davenn

try again

16. Jan 20, 2016

marciokoko

Ok here is a larger version:

17. Jan 20, 2016

marciokoko

18. Jan 21, 2016

davenn

19. Jan 23, 2016

Tom.G

Regarding posts 14 & 16:

I'm not familiar with icircuit, but here is my speculation on the sign reversal.

Simulators tend to distinguish between the the leads of a component. Resistor (and capacitor) leads are usually numbered, "1" and "2".
Since icircuit represents a meter as an overlay on a component, it's likely sensitive to the rotation of that component.
For instance, the 100 ohm resistor that shows reversed polarity; you may have rotated it before wiring it into the circuit.
This is seen in simulators that use a "probe" representation for a meter. The current polarity that is displayed depends on which resistor terminal is measured.

20. Jan 23, 2016

sophiecentaur

I do not like simulators very much. They can get in the way of understanding because they obscure those patterns that the Maths can show so well. However, they do achieve one important thing for the user. Because they are essentially GIGO, they demand absolute consistency from the user and you can't get away with an intuitive approach to what's up and what's down.
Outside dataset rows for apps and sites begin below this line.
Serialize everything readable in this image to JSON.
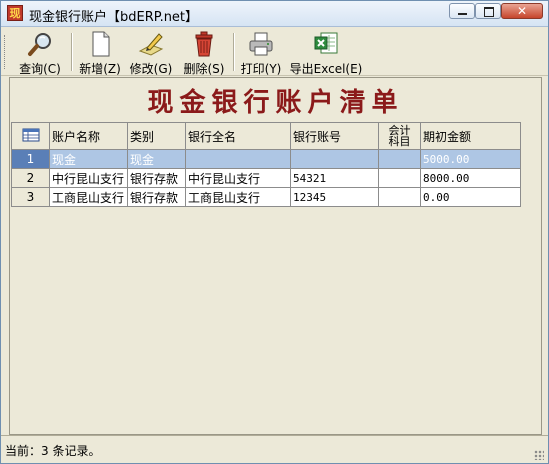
{
  "window": {
    "title": "现金银行账户【bdERP.net】",
    "app_icon_glyph": "现",
    "minimize": "minimize",
    "maximize": "maximize",
    "close_glyph": "✕"
  },
  "toolbar": {
    "items": [
      {
        "label": "查询(C)",
        "icon": "search-icon"
      },
      {
        "label": "新增(Z)",
        "icon": "new-document-icon"
      },
      {
        "label": "修改(G)",
        "icon": "edit-icon"
      },
      {
        "label": "删除(S)",
        "icon": "delete-icon"
      },
      {
        "label": "打印(Y)",
        "icon": "printer-icon"
      },
      {
        "label": "导出Excel(E)",
        "icon": "excel-icon"
      }
    ]
  },
  "heading": "现金银行账户清单",
  "table": {
    "columns": [
      "账户名称",
      "类别",
      "银行全名",
      "银行账号",
      "会计科目",
      "期初金额"
    ],
    "subject_col_line1": "会计",
    "subject_col_line2": "科目",
    "rows": [
      {
        "index": "1",
        "name": "现金",
        "type": "现金",
        "bank": "",
        "account": "",
        "subject": "",
        "opening": "5000.00",
        "selected": true
      },
      {
        "index": "2",
        "name": "中行昆山支行",
        "type": "银行存款",
        "bank": "中行昆山支行",
        "account": "54321",
        "subject": "",
        "opening": "8000.00",
        "selected": false
      },
      {
        "index": "3",
        "name": "工商昆山支行",
        "type": "银行存款",
        "bank": "工商昆山支行",
        "account": "12345",
        "subject": "",
        "opening": "0.00",
        "selected": false
      }
    ]
  },
  "status": {
    "text": "当前：3 条记录。"
  },
  "colors": {
    "accent": "#8b1a1a",
    "selection": "#aec6e4",
    "selection_index": "#5a7fb7"
  }
}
By assigning numbers to every node in a circuit, you are forced to think, which can't be a bad thing.